Haleigh Missildine, Guest Writer
K-Cups are small, single-serve coffee pods that people can use in their Keurig coffee makers. Keurig also makes them for tea and hot chocolate for those who don’t drink coffee or want something different. Instead of brewing a whole pot of coffee, people can brew only enough coffee for a single cup.
The invention of K-Cups may be convenient, but it is not good for the environment.
Inventor and founder of Keurig K-Cups, John Sylvan, is not only upset about selling his share of the Keurig company for far less than it’s now worth, but he’s upset about the environmental implications of this product that is increasing in popularity.
New York Times journalist Murray Carpenter reported on the environmental concerns about K-Cups in 2010, but the issue didn’t become widespread until its inventor told The Atlantic that he didn’t even own one. He even said that drip coffee is just as easy to make.
By 2014, enough K-Cups were sold that they would circle the globe 10 and a half times if they were placed end-to-end, according to a viral video titled “Kill the K-Cup.”

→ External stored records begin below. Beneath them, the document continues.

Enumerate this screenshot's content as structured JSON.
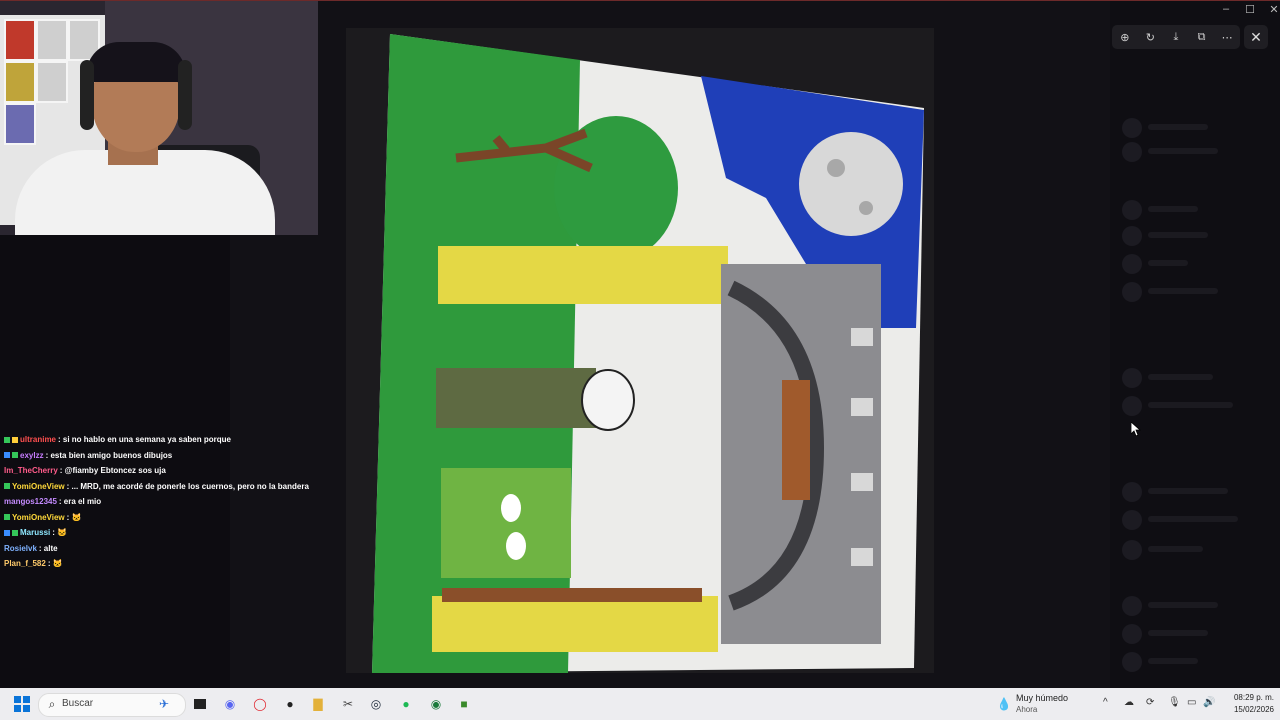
{
  "window": {
    "minimize": "–",
    "maximize": "☐",
    "close": "✕"
  },
  "viewer": {
    "toolbar": [
      {
        "name": "zoom-icon",
        "glyph": "⊕"
      },
      {
        "name": "rotate-icon",
        "glyph": "↻"
      },
      {
        "name": "download-icon",
        "glyph": "⤓"
      },
      {
        "name": "open-external-icon",
        "glyph": "⧉"
      },
      {
        "name": "more-icon",
        "glyph": "⋯"
      }
    ],
    "close": "✕"
  },
  "chat": [
    {
      "name": "ultranime",
      "color": "#ff4f4f",
      "msg": ": si no hablo en una semana ya saben porque",
      "badges": [
        "#35c75a",
        "#ffce3a"
      ]
    },
    {
      "name": "exylzz",
      "color": "#c77dff",
      "msg": ": esta bien amigo buenos dibujos",
      "badges": [
        "#3a8dff",
        "#35c75a"
      ]
    },
    {
      "name": "Im_TheCherry",
      "color": "#ff5c8a",
      "msg": ": @fiamby Ebtoncez sos uja",
      "badges": []
    },
    {
      "name": "YomiOneView",
      "color": "#ffd93a",
      "msg": ": ... MRD, me acordé de ponerle los cuernos, pero no la bandera",
      "badges": [
        "#35c75a"
      ]
    },
    {
      "name": "mangos12345",
      "color": "#c48bff",
      "msg": ": era el mio",
      "badges": []
    },
    {
      "name": "YomiOneView",
      "color": "#ffd93a",
      "msg": ": 🐱",
      "badges": [
        "#35c75a"
      ]
    },
    {
      "name": "Marussi",
      "color": "#8fe8ff",
      "msg": ": 🐱",
      "badges": [
        "#3a8dff",
        "#35c75a"
      ]
    },
    {
      "name": "Rosielvk",
      "color": "#7fb2ff",
      "msg": ": alte",
      "badges": []
    },
    {
      "name": "Plan_f_582",
      "color": "#ffcb6b",
      "msg": ": 🐱",
      "badges": []
    }
  ],
  "taskbar": {
    "search_placeholder": "Buscar",
    "weather_title": "Muy húmedo",
    "weather_sub": "Ahora",
    "time": "08:29 p. m.",
    "date": "15/02/2026"
  },
  "colors": {
    "sky": "#1f3fb8",
    "grass": "#2f9a3c",
    "tree": "#2f9b3e",
    "pillar": "#e4d845",
    "arch": "#8c8c90"
  }
}
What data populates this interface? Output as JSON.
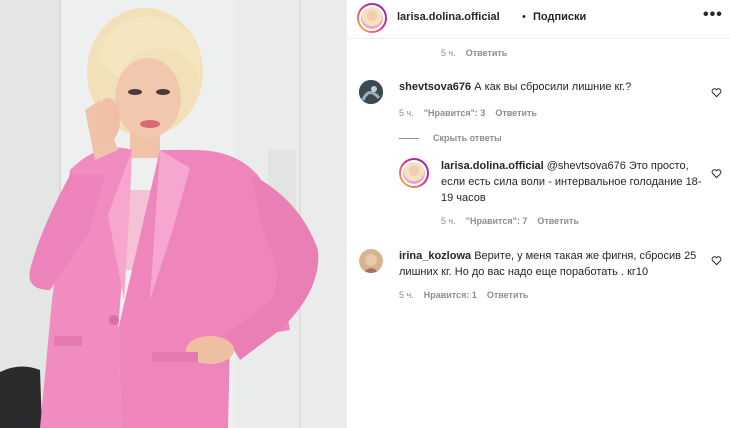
{
  "header": {
    "username": "larisa.dolina.official",
    "separator": "•",
    "follow_label": "Подписки",
    "more_icon": "more-horizontal-icon"
  },
  "top_meta": {
    "time": "5 ч.",
    "reply": "Ответить"
  },
  "comments": [
    {
      "username": "shevtsova676",
      "text": "А как вы сбросили лишние кг.?",
      "time": "5 ч.",
      "likes": "\"Нравится\": 3",
      "reply": "Ответить",
      "avatar_color": "#3b4a52"
    },
    {
      "username": "irina_kozlowa",
      "text": "Верите, у меня такая же фигня, сбросив 25 лишних кг. Но до вас надо еще поработать . кг10",
      "time": "5 ч.",
      "likes": "Нравится: 1",
      "reply": "Ответить",
      "avatar_color": "#c9a17a"
    }
  ],
  "hide_replies": "Скрыть ответы",
  "reply": {
    "username": "larisa.dolina.official",
    "text": "@shevtsova676 Это просто, если есть сила воли - интервальное голодание 18-19 часов",
    "time": "5 ч.",
    "likes": "\"Нравится\": 7",
    "reply": "Ответить"
  },
  "colors": {
    "accent_gradient": [
      "#f9ce34",
      "#ee2a7b",
      "#6228d7"
    ],
    "meta_gray": "#8e8e8e",
    "suit_pink": "#ef8fc3"
  }
}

Pacific Lutheran University sophomore Ashley Connors mostly uses a MyK-Cup, which is a reusable version of the original.
“[K-Cups] are terrible for the environment, because they’re very rarely recyclable or compostable,” Connors said. “That’s why I use the reusable one most of the time.”
PLU environmental studies chair Kevin O’Brien appreciates the convenience of Keurigs but fears the environmental cost.
“I hope that we can get better at carefully thinking about the full costs not only of K-Cups, but of every disposable and mass-produced item in our lives,” O’ Brien said.
Green Mountain Coffee Roasters, the company who makes K-cups, said it plans to design a recyclable K-Cup. This organization said it hopes that each pack will be 100 percent recyclable by 2020, according to their website.
Until Green Mountain Coffee Roasters comes out with a fully recyclable K-Cup, students who want to help the environment should buy reusable K-Cups or brew drip coffee instead. ◼︎